Once Rey touches the lightsaber (which originally belonged to Anakin Skywalker), she has a rush of disturbing visions — from being left on Jakku, to Luke Skywalker reaching out to touch R2-D2 and the rain-soaked Kylo Ren and his followers standing among many dead bodies.
(Doesn't that ship that flies away from Jakku look identical to the one in which Leia arrives when we first see her in "The Force Awakens"? Could it be Leia who left Rey? Or she did at someone's request — her brother maybe?)
Rey also sees the future — the forest battle with Kylo Ren. What else could explain this except Rey's connection to the Force and possibly the Skywalker family? (Ren, after all, is Skywalker's nephew.) If she's not Force sensitive, how else could she see the future of her and Finn's lightsaber battle with Ren?
|This image, taken from the teaser trailer for "Star Wars: The Force Awakens,"|
isn't in the movie. But what does it mean? Who is handing whom this lightsaber?
And Rey does it instinctually!
|Rey fan art via pinterest.com|
Like Luke Skywalker using the Force to pull his weapon to him in the Wampa's cave in "The Empire Strikes Back," she grabs it out of the air and away from Kylo Ren, who just defeated and mortally wounded Finn.
Rey then goes on to duel with Skywalker's once-premiere Jedi Padawan. She doesn't just hold her own; she nearly defeats Kylo Ren, a man who is strong with the Force! It's when Ren taunts her about being sensitive to the Force that the battle turns her way.
Could it be that Skywalkers are so strong with the Force they need little to no training to use a lightsaber and the Force? (Keep in mind Luke was only a partially trained Jedi Knight when he chose to face Darth Vader on Cloud City in "Empire." Finn is trained as a Stormtrooper, so he has military training and would be comfortable using weapons.)

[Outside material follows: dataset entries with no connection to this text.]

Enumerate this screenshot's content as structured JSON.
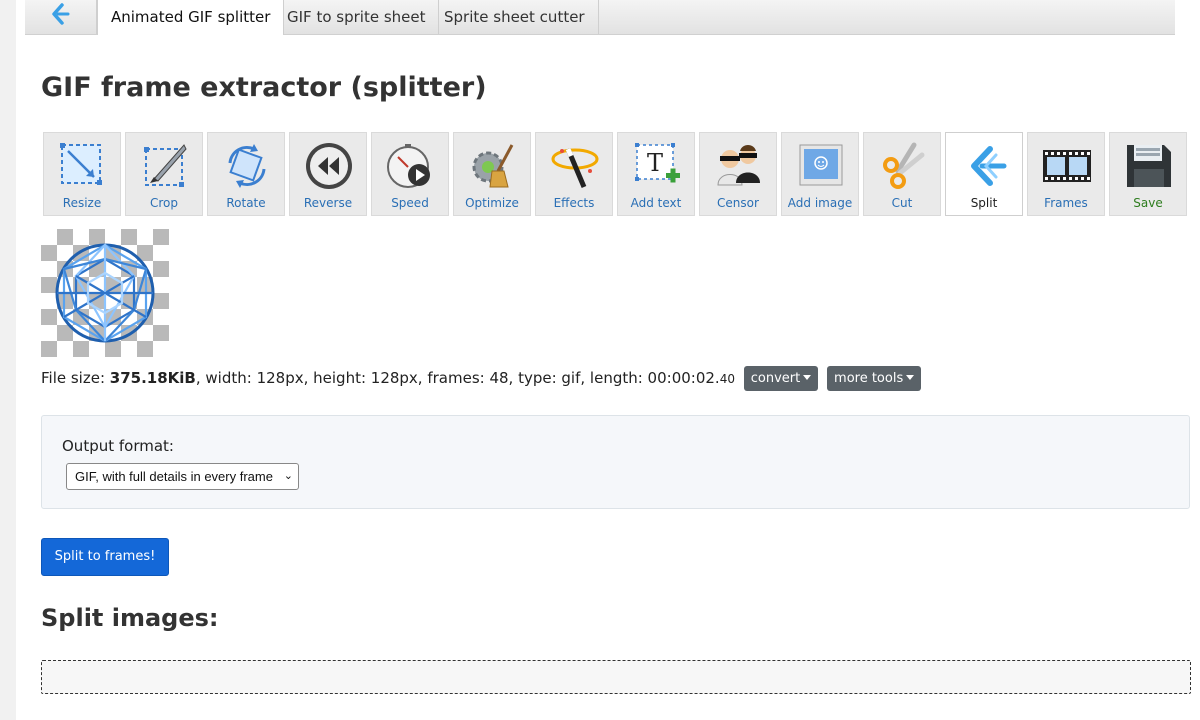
{
  "tabs": [
    {
      "label": "Animated GIF splitter",
      "active": true
    },
    {
      "label": "GIF to sprite sheet",
      "active": false
    },
    {
      "label": "Sprite sheet cutter",
      "active": false
    }
  ],
  "page_title": "GIF frame extractor (splitter)",
  "toolbar": {
    "tools": [
      {
        "label": "Resize",
        "icon": "resize-icon"
      },
      {
        "label": "Crop",
        "icon": "crop-icon"
      },
      {
        "label": "Rotate",
        "icon": "rotate-icon"
      },
      {
        "label": "Reverse",
        "icon": "reverse-icon"
      },
      {
        "label": "Speed",
        "icon": "speed-icon"
      },
      {
        "label": "Optimize",
        "icon": "optimize-icon"
      },
      {
        "label": "Effects",
        "icon": "effects-icon"
      },
      {
        "label": "Add text",
        "icon": "add-text-icon"
      },
      {
        "label": "Censor",
        "icon": "censor-icon"
      },
      {
        "label": "Add image",
        "icon": "add-image-icon"
      },
      {
        "label": "Cut",
        "icon": "cut-icon"
      },
      {
        "label": "Split",
        "icon": "split-icon",
        "active": true
      },
      {
        "label": "Frames",
        "icon": "frames-icon"
      },
      {
        "label": "Save",
        "icon": "save-icon"
      }
    ]
  },
  "fileinfo": {
    "size_label": "File size: ",
    "size_value": "375.18KiB",
    "details": ", width: 128px, height: 128px, frames: 48, type: gif, length: 00:00:02.",
    "length_fraction": "40"
  },
  "buttons": {
    "convert": "convert",
    "more_tools": "more tools",
    "split": "Split to frames!"
  },
  "options": {
    "output_format_label": "Output format:",
    "output_format_selected": "GIF, with full details in every frame"
  },
  "split_images_heading": "Split images:",
  "colors": {
    "primary": "#1468d8",
    "secondary_button": "#5a6268",
    "tool_label": "#2a6fb5",
    "save_label": "#2e7d1e"
  }
}
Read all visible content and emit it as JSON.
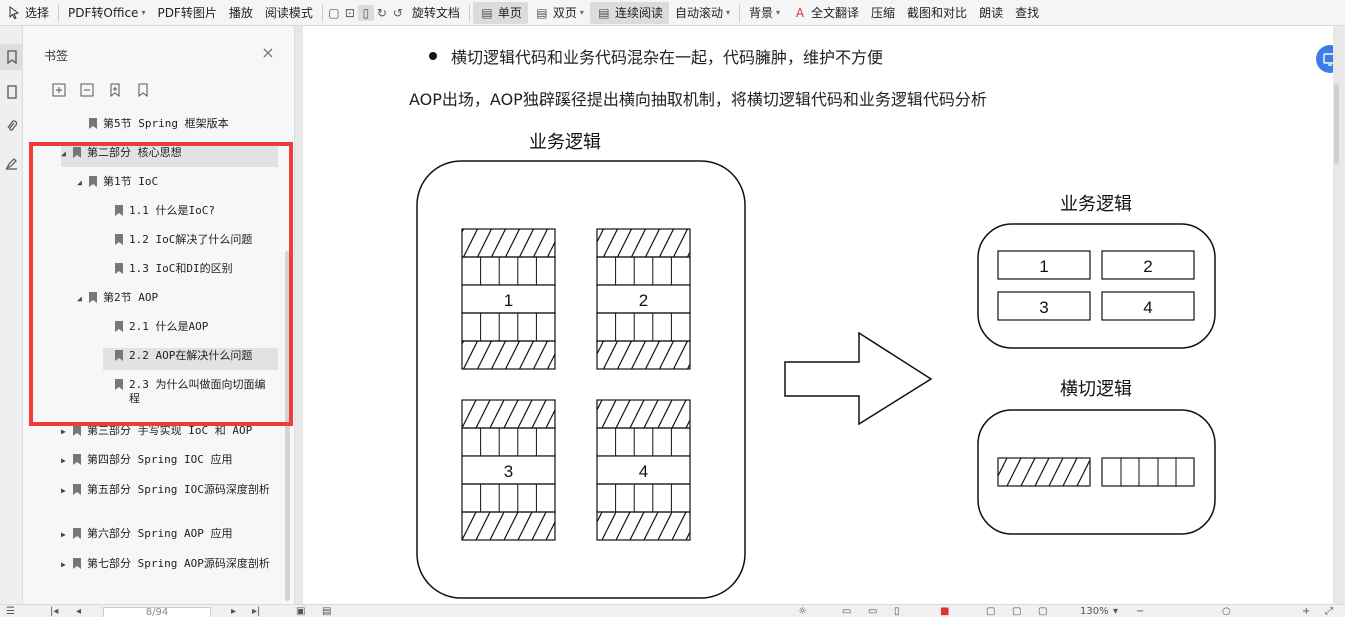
{
  "toolbar": {
    "items": [
      {
        "label": "选择",
        "icon": "cursor-icon"
      },
      {
        "label": "PDF转Office",
        "caret": true
      },
      {
        "label": "PDF转图片"
      },
      {
        "label": "播放"
      },
      {
        "label": "阅读模式"
      },
      {
        "label": "旋转文档"
      },
      {
        "label": "单页",
        "active": true
      },
      {
        "label": "双页",
        "caret": true
      },
      {
        "label": "连续阅读",
        "active": true
      },
      {
        "label": "自动滚动",
        "caret": true
      },
      {
        "label": "背景",
        "caret": true
      },
      {
        "label": "全文翻译"
      },
      {
        "label": "压缩"
      },
      {
        "label": "截图和对比"
      },
      {
        "label": "朗读"
      },
      {
        "label": "查找"
      }
    ]
  },
  "panel": {
    "title": "书签",
    "close_label": "×"
  },
  "bookmarks": [
    {
      "label": "第5节 Spring 框架版本",
      "level": 2,
      "expand": "none"
    },
    {
      "label": "第二部分 核心思想",
      "level": 1,
      "expand": "open",
      "selected": true
    },
    {
      "label": "第1节 IoC",
      "level": 2,
      "expand": "open"
    },
    {
      "label": "1.1 什么是IoC?",
      "level": 3,
      "expand": "none"
    },
    {
      "label": "1.2 IoC解决了什么问题",
      "level": 3,
      "expand": "none"
    },
    {
      "label": "1.3 IoC和DI的区别",
      "level": 3,
      "expand": "none"
    },
    {
      "label": "第2节 AOP",
      "level": 2,
      "expand": "open"
    },
    {
      "label": "2.1 什么是AOP",
      "level": 3,
      "expand": "none"
    },
    {
      "label": "2.2 AOP在解决什么问题",
      "level": 3,
      "expand": "none",
      "selected": true
    },
    {
      "label": "2.3 为什么叫做面向切面编程",
      "level": 3,
      "expand": "none"
    },
    {
      "label": "第三部分 手写实现 IoC 和 AOP",
      "level": 1,
      "expand": "closed"
    },
    {
      "label": "第四部分 Spring IOC 应用",
      "level": 1,
      "expand": "closed"
    },
    {
      "label": "第五部分 Spring IOC源码深度剖析",
      "level": 1,
      "expand": "closed"
    },
    {
      "label": "第六部分 Spring AOP 应用",
      "level": 1,
      "expand": "closed"
    },
    {
      "label": "第七部分 Spring AOP源码深度剖析",
      "level": 1,
      "expand": "closed"
    }
  ],
  "doc": {
    "bullet": "横切逻辑代码和业务代码混杂在一起，代码臃肿，维护不方便",
    "paragraph": "AOP出场，AOP独辟蹊径提出横向抽取机制，将横切逻辑代码和业务逻辑代码分析"
  },
  "diagram": {
    "left_title": "业务逻辑",
    "left_blocks": [
      "1",
      "2",
      "3",
      "4"
    ],
    "right_top_title": "业务逻辑",
    "right_top_blocks": [
      "1",
      "2",
      "3",
      "4"
    ],
    "right_bottom_title": "横切逻辑"
  },
  "statusbar": {
    "page_value": "8/94",
    "zoom": "130%"
  },
  "colors": {
    "highlight": "#ee3b3b",
    "accent": "#3d7de6"
  }
}
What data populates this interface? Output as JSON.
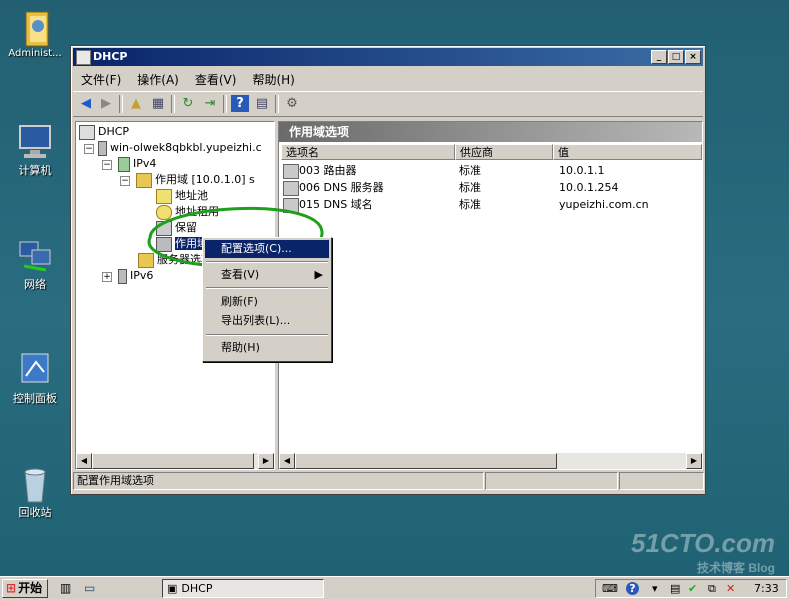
{
  "desktop": {
    "icons": [
      {
        "label": "Administ..."
      },
      {
        "label": "计算机"
      },
      {
        "label": "网络"
      },
      {
        "label": "控制面板"
      },
      {
        "label": "回收站"
      }
    ]
  },
  "window": {
    "title": "DHCP",
    "menu": [
      "文件(F)",
      "操作(A)",
      "查看(V)",
      "帮助(H)"
    ],
    "tree": {
      "root": "DHCP",
      "server": "win-olwek8qbkbl.yupeizhi.c",
      "ipv4": "IPv4",
      "scope": "作用域 [10.0.1.0] s",
      "address_pool": "地址池",
      "address_leases": "地址租用",
      "reservations": "保留",
      "scope_options": "作用域选项",
      "server_options": "服务器选项",
      "ipv6": "IPv6"
    },
    "pane_title": "作用域选项",
    "columns": [
      "选项名",
      "供应商",
      "值"
    ],
    "rows": [
      {
        "name": "003 路由器",
        "vendor": "标准",
        "value": "10.0.1.1"
      },
      {
        "name": "006 DNS 服务器",
        "vendor": "标准",
        "value": "10.0.1.254"
      },
      {
        "name": "015 DNS 域名",
        "vendor": "标准",
        "value": "yupeizhi.com.cn"
      }
    ],
    "status_text": "配置作用域选项"
  },
  "context_menu": {
    "configure": "配置选项(C)...",
    "view": "查看(V)",
    "refresh": "刷新(F)",
    "export": "导出列表(L)...",
    "help": "帮助(H)"
  },
  "taskbar": {
    "start": "开始",
    "task": "DHCP",
    "clock": "7:33"
  },
  "watermark": {
    "line1": "51CTO.com",
    "line2": "技术博客  Blog"
  }
}
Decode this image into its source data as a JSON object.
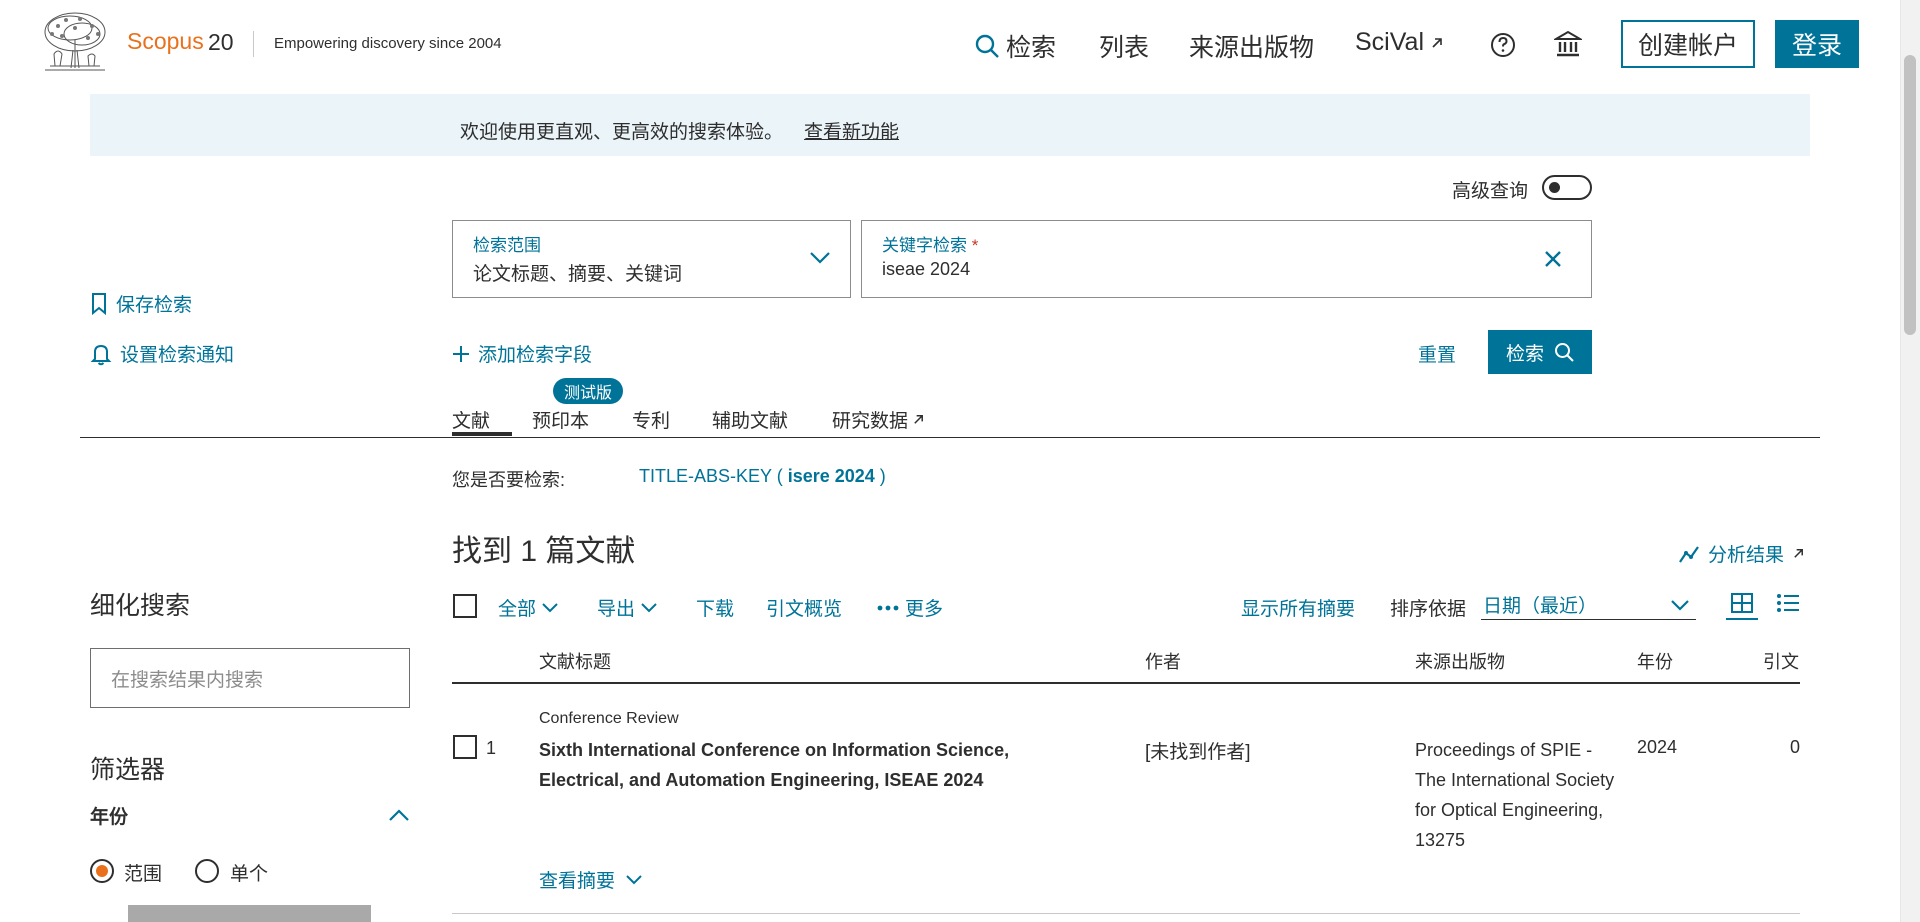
{
  "header": {
    "brand": "Scopus",
    "brand_version": "20",
    "tagline": "Empowering discovery since 2004",
    "nav": {
      "search": "检索",
      "lists": "列表",
      "sources": "来源出版物",
      "scival": "SciVal"
    },
    "create_account": "创建帐户",
    "login": "登录"
  },
  "banner": {
    "text": "欢迎使用更直观、更高效的搜索体验。",
    "link": "查看新功能"
  },
  "advanced": {
    "label": "高级查询"
  },
  "search": {
    "scope_label": "检索范围",
    "scope_value": "论文标题、摘要、关键词",
    "keyword_label": "关键字检索",
    "keyword_required": "*",
    "keyword_value": "iseae 2024",
    "add_field": "添加检索字段",
    "reset": "重置",
    "submit": "检索"
  },
  "left_actions": {
    "save_search": "保存检索",
    "set_alert": "设置检索通知"
  },
  "tabs": {
    "documents": "文献",
    "preprints": "预印本",
    "beta": "测试版",
    "patents": "专利",
    "secondary": "辅助文献",
    "research_data": "研究数据"
  },
  "did_you_mean": {
    "label": "您是否要检索:",
    "prefix": "TITLE-ABS-KEY ( ",
    "term": "isere 2024",
    "suffix": " )"
  },
  "results": {
    "title": "找到 1 篇文献",
    "analyze": "分析结果"
  },
  "refine": {
    "title": "细化搜索",
    "placeholder": "在搜索结果内搜索",
    "filters_title": "筛选器",
    "year_title": "年份",
    "range": "范围",
    "single": "单个"
  },
  "toolbar": {
    "all": "全部",
    "export": "导出",
    "download": "下载",
    "citation_overview": "引文概览",
    "more": "更多",
    "show_abstracts": "显示所有摘要",
    "sort_label": "排序依据",
    "sort_value": "日期（最近）"
  },
  "table": {
    "headers": {
      "title": "文献标题",
      "author": "作者",
      "source": "来源出版物",
      "year": "年份",
      "citations": "引文"
    },
    "rows": [
      {
        "num": "1",
        "type": "Conference Review",
        "title": "Sixth International Conference on Information Science, Electrical, and Automation Engineering, ISEAE 2024",
        "author": "[未找到作者]",
        "source": "Proceedings of SPIE - The International Society for Optical Engineering, 13275",
        "year": "2024",
        "citations": "0",
        "view_abstract": "查看摘要"
      }
    ]
  },
  "colors": {
    "accent": "#007398",
    "brand": "#e9711c",
    "banner_bg": "#ebf4f8"
  }
}
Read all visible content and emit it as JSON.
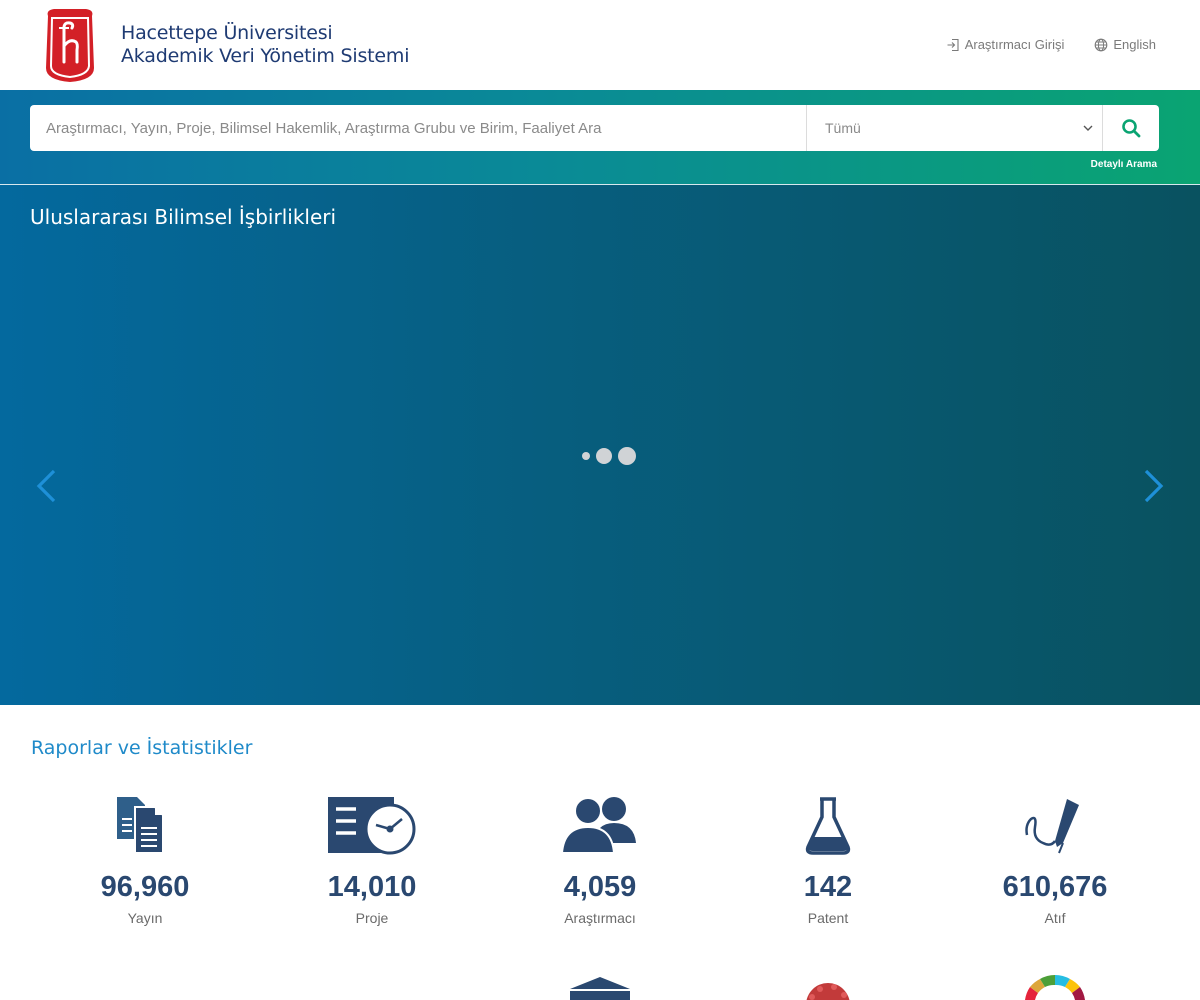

Similar to Skywalker facing Vader the second time in "Return of the Jedi," Rey has the Vader-esque Ren down for the count, but she chooses to be merciful and not kill him. Of course, the destruction of the planet plays a factor, but work with me here …!
The final clue that Rey could be Skywalker's daughter is when Artoo comes alive on the Resistance base. Threepio earlier tells BB-8 that Artoo had shut himself down with no sign of life in the astromech droid since "Master Luke" had exiled himself.
Ultimately, my money is Rey on being Skywalker-esque instead of being an actual Skywalker.
We'll see. As I've said, there's a reason Rey doesn't have a last name yet.